* _EXERCISE OBJECTIVE_:
Could you show all lines in the entries below that contain the string "zoom"?

=== DATASET RECORDS ===

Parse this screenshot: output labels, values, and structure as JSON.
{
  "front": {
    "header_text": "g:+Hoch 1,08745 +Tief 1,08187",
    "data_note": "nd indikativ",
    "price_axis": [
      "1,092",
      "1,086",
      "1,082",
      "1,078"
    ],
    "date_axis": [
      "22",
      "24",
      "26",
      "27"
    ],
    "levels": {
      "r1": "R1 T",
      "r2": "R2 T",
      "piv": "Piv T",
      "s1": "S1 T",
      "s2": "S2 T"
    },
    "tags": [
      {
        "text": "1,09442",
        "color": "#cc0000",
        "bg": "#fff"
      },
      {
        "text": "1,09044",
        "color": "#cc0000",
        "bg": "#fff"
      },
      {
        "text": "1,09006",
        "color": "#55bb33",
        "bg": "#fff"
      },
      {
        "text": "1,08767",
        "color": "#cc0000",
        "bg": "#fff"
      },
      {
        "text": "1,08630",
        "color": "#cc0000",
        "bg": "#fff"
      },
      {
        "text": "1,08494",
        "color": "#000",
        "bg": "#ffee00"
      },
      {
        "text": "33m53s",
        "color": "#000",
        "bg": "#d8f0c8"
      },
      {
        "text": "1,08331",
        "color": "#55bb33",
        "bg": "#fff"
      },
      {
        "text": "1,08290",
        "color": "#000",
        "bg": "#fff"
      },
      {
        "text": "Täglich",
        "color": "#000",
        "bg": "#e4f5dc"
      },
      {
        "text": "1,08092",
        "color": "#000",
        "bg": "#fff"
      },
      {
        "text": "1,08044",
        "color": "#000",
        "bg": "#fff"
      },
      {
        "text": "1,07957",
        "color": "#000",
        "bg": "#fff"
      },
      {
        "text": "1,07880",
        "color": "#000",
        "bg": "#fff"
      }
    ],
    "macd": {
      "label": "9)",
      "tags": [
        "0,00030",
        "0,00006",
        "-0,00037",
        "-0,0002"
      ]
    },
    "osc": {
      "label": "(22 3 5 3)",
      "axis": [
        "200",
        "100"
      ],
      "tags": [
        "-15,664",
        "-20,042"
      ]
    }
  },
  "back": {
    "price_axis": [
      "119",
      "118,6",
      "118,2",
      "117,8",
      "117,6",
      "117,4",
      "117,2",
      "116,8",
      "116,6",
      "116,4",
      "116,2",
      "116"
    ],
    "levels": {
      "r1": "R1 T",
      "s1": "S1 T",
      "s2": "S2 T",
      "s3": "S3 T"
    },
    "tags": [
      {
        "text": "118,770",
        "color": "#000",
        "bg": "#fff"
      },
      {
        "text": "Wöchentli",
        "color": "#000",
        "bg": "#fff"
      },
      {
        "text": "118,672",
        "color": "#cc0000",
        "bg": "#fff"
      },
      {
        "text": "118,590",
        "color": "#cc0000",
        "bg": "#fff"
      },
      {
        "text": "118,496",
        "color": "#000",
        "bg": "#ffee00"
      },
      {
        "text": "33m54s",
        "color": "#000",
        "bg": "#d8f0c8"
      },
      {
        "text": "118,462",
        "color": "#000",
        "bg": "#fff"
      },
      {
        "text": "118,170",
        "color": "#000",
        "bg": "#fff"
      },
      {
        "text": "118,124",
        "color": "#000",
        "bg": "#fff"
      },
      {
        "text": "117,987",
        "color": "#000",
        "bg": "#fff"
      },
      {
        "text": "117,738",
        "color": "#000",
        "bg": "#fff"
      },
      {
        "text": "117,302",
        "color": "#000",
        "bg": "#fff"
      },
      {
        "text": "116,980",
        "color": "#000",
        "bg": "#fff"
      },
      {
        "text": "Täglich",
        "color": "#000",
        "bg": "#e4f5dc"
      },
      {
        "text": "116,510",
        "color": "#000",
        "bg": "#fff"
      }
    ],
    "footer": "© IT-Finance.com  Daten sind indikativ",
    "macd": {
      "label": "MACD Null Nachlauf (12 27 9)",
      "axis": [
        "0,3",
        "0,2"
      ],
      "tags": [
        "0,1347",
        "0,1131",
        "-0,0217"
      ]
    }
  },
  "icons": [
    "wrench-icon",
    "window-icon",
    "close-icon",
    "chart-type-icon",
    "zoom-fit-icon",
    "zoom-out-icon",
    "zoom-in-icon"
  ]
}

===

* _THE COMPLETED TASK_:
    "zoom-fit-icon",
    "zoom-out-icon",
    "zoom-in-icon"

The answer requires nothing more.